Web page and app entries:
* * * * *

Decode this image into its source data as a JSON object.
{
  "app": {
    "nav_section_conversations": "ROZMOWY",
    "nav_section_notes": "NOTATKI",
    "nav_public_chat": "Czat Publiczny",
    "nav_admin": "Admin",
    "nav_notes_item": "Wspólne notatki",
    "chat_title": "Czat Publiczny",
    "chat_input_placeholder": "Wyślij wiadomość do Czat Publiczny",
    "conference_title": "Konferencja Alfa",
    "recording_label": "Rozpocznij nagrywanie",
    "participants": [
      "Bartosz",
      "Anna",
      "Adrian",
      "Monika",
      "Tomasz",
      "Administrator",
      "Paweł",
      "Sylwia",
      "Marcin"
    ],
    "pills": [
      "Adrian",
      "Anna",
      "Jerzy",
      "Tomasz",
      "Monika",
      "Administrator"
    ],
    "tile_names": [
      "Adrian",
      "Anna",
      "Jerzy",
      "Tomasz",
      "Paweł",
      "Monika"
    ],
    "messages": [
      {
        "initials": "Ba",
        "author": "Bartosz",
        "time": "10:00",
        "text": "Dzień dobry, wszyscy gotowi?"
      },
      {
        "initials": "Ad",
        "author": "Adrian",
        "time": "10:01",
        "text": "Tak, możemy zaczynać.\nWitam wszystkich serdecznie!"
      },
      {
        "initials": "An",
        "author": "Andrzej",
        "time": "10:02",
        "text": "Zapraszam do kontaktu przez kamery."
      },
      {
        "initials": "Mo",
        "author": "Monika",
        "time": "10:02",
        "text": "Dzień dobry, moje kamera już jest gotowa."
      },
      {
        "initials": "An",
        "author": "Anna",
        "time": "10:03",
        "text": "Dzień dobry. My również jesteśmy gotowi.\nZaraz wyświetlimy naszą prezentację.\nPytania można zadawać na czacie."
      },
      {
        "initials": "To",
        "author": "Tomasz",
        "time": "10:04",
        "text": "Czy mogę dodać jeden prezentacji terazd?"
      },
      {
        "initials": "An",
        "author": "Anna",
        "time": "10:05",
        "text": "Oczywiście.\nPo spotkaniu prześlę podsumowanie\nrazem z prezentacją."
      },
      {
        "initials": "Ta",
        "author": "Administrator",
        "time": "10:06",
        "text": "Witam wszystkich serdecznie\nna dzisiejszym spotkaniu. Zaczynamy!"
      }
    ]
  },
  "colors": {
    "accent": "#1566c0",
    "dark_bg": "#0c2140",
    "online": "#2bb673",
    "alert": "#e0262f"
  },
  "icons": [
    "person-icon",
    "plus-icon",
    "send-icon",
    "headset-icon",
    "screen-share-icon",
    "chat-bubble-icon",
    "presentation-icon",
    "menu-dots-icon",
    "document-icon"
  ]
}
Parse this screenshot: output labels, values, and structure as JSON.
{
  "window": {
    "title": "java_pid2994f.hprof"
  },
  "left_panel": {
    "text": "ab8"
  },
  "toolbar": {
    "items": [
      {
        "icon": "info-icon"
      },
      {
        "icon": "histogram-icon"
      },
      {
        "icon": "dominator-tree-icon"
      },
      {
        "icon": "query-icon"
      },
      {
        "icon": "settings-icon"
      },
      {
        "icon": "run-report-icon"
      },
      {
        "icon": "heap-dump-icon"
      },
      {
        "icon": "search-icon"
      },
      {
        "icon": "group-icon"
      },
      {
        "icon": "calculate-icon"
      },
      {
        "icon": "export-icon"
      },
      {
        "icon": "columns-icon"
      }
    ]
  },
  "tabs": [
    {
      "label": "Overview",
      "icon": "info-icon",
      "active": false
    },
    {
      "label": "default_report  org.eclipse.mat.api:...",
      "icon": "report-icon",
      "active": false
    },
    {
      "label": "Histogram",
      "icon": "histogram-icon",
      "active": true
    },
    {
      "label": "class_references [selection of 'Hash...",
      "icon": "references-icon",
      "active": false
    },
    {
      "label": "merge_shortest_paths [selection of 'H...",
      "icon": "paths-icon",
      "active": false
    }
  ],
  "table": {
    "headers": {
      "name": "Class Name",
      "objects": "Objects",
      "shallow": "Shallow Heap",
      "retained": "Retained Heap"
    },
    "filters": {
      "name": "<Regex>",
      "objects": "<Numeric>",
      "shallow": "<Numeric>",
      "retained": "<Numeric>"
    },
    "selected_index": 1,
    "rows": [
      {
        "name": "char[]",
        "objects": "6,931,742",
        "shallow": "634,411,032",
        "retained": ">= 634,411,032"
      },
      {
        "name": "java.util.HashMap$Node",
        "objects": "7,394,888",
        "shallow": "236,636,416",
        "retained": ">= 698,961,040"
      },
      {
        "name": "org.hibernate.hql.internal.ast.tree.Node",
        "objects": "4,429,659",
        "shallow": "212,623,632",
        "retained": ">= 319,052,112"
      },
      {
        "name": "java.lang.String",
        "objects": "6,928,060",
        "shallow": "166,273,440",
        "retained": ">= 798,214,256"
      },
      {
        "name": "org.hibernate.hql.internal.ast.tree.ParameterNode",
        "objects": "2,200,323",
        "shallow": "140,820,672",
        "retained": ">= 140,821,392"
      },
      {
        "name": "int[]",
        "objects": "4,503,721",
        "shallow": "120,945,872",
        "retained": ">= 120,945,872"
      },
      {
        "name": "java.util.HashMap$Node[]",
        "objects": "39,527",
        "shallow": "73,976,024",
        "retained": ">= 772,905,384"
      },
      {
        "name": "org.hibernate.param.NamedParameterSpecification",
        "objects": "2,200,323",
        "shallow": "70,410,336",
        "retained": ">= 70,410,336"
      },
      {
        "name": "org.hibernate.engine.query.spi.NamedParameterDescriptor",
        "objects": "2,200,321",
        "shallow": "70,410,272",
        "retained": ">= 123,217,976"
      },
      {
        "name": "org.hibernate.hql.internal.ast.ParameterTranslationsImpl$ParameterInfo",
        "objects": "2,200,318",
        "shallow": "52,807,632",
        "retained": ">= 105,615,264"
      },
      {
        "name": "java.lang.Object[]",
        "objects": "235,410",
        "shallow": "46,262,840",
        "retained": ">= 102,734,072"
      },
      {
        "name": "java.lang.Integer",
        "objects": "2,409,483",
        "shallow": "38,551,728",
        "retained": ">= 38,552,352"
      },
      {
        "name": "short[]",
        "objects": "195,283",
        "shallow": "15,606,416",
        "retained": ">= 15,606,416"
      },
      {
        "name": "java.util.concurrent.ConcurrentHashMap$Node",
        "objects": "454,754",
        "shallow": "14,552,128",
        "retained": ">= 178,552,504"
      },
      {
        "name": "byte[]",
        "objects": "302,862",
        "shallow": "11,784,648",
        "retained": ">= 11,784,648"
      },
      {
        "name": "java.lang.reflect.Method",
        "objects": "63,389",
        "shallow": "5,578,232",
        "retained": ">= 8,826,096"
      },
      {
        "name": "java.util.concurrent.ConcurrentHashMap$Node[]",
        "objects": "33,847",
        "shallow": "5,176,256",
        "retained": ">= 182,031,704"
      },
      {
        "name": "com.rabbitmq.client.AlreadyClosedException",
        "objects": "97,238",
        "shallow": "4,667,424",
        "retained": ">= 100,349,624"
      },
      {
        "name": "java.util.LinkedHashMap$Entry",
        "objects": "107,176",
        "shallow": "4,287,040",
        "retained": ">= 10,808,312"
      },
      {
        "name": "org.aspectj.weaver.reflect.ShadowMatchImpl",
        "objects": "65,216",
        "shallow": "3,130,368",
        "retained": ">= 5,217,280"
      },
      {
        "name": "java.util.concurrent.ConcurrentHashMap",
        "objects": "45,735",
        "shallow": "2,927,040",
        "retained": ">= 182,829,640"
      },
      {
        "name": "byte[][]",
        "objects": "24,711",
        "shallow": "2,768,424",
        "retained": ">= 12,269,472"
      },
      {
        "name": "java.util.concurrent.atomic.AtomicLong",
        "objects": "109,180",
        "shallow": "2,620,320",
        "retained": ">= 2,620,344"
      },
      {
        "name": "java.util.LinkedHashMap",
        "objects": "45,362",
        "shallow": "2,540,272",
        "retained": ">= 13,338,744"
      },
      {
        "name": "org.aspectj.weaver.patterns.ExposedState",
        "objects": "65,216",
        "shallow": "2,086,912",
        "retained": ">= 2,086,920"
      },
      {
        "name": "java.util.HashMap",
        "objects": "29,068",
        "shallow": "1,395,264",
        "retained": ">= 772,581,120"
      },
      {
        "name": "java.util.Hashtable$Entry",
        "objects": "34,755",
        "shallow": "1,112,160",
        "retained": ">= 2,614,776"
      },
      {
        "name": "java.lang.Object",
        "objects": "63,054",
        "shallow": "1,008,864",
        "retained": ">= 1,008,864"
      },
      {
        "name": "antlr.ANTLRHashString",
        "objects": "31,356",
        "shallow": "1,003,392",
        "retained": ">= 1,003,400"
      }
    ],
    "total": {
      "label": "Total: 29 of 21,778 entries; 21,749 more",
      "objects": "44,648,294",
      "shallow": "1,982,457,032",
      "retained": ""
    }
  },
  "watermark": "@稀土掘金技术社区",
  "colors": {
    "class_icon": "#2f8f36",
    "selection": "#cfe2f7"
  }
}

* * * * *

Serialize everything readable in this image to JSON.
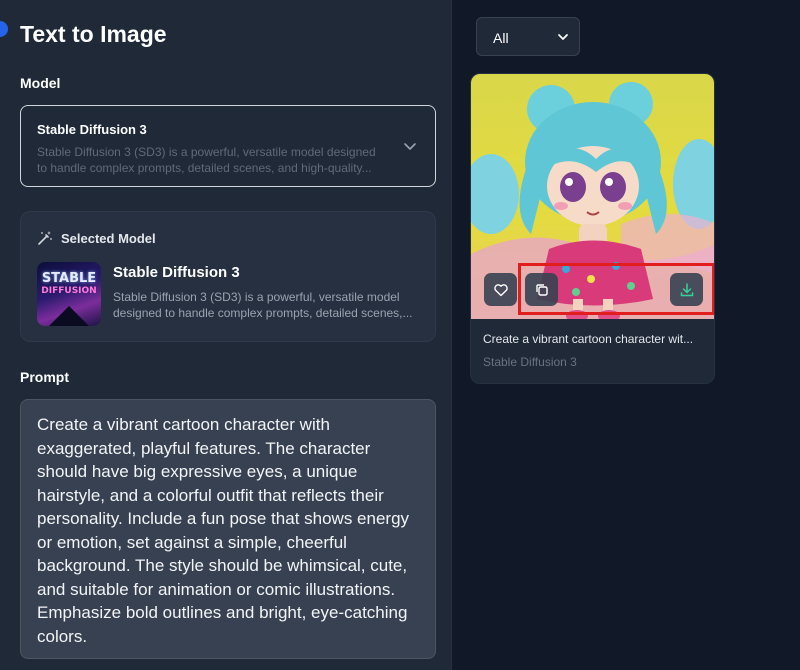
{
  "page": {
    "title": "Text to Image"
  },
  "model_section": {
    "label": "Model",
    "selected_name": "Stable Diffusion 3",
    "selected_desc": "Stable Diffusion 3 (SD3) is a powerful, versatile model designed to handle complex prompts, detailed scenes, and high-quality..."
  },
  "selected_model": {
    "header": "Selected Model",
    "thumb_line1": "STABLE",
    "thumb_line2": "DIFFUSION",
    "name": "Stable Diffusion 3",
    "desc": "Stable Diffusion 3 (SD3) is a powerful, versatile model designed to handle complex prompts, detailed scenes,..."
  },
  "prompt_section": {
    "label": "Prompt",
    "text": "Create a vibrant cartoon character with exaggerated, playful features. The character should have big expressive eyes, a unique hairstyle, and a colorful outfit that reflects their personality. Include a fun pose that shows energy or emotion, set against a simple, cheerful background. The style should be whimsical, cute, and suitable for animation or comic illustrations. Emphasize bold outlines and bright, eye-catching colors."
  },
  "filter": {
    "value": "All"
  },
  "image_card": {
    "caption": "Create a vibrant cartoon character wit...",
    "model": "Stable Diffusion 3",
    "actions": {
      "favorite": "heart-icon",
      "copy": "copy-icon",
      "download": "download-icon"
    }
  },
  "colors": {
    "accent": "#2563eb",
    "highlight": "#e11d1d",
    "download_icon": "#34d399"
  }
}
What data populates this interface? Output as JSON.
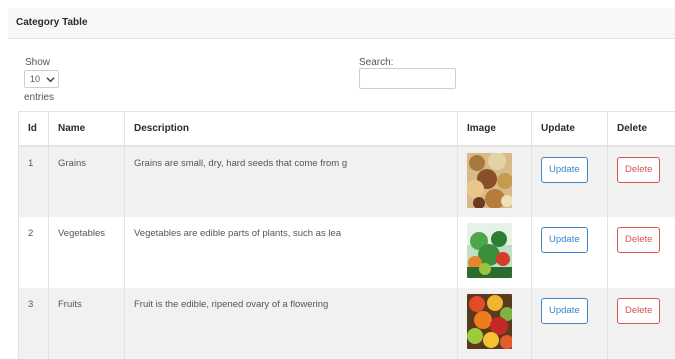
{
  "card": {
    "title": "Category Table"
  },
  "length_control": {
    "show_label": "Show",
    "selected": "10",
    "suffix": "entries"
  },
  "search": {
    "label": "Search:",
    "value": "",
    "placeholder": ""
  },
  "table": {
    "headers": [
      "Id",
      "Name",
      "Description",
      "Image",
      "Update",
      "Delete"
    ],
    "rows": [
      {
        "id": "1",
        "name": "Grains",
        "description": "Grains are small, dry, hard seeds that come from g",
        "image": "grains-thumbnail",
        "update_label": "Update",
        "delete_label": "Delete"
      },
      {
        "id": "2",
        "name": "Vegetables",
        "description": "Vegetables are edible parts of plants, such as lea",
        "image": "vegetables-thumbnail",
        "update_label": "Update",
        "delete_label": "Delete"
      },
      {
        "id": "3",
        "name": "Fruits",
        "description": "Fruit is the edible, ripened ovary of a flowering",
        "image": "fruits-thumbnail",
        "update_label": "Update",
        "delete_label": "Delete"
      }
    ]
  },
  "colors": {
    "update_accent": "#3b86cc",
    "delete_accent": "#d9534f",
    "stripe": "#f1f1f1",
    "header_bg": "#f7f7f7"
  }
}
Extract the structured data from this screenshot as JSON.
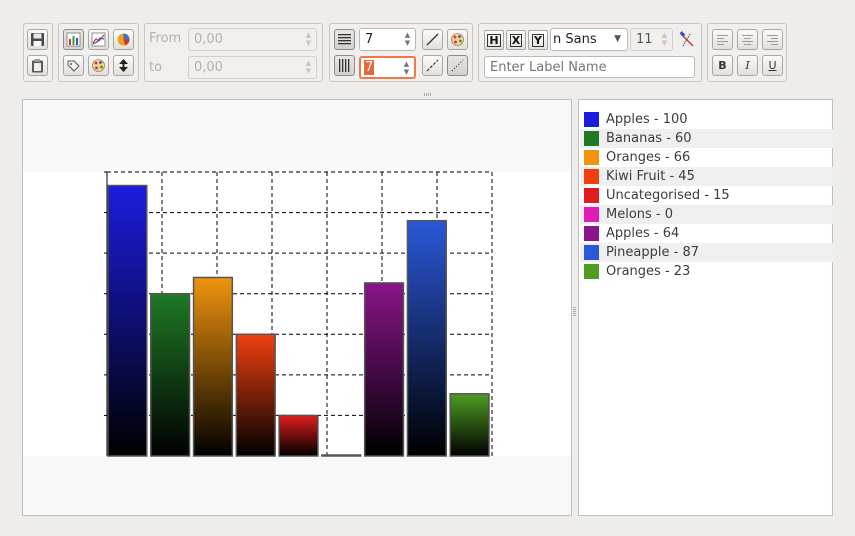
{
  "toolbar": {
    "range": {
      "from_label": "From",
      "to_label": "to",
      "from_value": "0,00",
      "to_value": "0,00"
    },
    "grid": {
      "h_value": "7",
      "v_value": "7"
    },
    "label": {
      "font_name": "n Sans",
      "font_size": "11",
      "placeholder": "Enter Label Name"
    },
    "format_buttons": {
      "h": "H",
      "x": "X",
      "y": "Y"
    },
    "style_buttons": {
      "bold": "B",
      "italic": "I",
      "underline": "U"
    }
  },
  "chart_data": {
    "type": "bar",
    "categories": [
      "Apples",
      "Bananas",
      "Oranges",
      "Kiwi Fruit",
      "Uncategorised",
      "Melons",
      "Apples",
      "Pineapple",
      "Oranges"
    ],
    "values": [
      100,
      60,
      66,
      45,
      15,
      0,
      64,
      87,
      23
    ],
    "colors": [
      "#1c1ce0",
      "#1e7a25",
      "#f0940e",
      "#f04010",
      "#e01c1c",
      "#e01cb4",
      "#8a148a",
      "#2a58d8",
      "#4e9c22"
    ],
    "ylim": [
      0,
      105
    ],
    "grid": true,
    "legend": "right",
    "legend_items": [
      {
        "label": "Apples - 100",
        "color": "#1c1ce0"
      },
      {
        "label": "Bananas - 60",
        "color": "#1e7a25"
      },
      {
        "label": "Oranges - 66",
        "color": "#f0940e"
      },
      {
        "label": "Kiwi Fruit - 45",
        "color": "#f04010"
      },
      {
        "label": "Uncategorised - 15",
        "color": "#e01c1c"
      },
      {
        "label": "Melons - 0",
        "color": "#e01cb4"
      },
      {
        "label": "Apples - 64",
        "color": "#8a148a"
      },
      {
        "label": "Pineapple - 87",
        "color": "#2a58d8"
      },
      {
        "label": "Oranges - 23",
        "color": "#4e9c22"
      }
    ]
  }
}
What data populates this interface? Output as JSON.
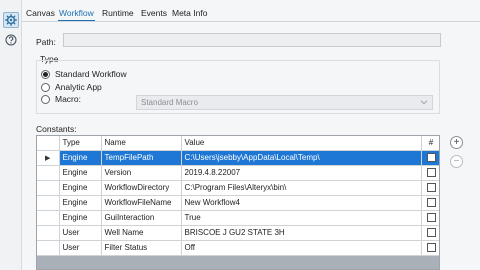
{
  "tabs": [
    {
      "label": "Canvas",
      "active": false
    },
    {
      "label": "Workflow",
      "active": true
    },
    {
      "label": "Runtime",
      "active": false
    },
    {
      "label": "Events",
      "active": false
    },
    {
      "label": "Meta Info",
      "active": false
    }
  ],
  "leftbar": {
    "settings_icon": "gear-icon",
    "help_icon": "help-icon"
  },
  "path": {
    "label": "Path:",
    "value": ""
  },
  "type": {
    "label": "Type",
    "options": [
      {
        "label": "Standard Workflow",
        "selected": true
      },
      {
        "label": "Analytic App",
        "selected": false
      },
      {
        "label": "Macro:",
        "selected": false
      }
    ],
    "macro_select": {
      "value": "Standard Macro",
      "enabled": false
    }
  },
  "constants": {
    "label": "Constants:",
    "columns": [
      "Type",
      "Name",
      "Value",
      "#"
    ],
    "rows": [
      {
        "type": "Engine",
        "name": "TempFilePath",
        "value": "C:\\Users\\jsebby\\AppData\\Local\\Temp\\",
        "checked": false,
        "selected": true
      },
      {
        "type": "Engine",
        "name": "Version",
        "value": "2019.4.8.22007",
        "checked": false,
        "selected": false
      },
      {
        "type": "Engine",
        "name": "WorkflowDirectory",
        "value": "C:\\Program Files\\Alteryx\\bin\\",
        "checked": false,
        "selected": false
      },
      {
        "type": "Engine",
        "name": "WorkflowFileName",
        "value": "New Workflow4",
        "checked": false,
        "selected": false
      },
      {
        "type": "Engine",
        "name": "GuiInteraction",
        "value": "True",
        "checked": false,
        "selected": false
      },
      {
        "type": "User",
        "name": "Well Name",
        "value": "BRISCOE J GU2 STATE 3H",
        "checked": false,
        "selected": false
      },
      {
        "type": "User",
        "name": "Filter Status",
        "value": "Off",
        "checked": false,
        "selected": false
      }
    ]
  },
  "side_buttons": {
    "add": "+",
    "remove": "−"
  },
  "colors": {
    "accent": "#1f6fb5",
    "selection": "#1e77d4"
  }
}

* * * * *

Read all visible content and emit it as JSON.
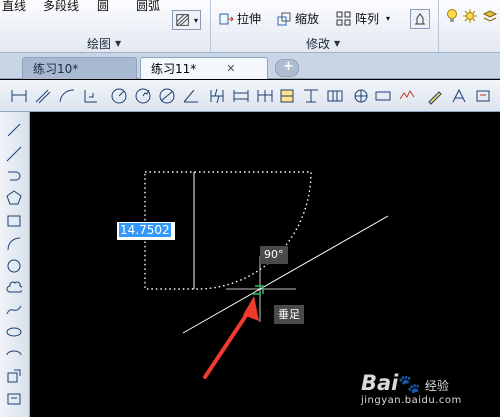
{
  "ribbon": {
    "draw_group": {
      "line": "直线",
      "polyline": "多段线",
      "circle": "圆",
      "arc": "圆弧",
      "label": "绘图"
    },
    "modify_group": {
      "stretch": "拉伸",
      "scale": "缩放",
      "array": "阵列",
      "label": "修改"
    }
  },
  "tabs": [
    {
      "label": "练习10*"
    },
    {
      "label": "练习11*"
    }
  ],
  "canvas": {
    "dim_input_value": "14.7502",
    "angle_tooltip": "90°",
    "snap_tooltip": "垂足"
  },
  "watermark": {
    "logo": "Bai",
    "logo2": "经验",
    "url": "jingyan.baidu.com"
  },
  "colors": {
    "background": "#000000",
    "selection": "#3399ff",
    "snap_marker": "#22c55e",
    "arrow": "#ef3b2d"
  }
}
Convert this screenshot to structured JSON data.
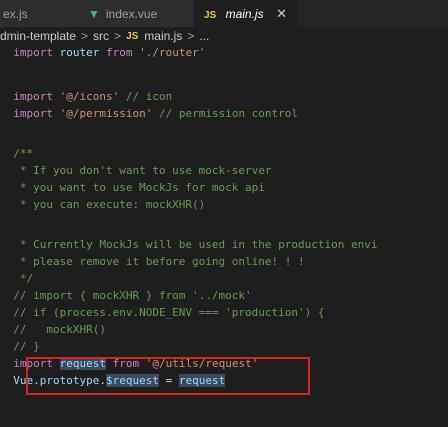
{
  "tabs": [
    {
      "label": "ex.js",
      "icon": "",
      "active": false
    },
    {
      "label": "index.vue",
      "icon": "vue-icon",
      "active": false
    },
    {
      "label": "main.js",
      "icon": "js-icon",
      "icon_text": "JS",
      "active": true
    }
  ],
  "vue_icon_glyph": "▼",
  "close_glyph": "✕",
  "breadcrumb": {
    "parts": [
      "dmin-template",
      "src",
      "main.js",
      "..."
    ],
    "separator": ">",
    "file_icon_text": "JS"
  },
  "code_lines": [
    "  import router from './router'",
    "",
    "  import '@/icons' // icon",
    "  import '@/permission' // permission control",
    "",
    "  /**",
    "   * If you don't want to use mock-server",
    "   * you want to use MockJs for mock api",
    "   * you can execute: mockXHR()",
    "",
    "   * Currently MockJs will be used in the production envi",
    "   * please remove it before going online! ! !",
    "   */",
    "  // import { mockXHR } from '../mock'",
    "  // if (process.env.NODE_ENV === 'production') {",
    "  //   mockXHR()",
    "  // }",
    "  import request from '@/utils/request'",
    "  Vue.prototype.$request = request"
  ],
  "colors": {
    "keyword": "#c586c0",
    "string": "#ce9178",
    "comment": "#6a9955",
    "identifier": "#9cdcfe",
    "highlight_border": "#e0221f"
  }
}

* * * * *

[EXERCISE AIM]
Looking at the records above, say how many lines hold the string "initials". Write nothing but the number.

[OUTPUT]
8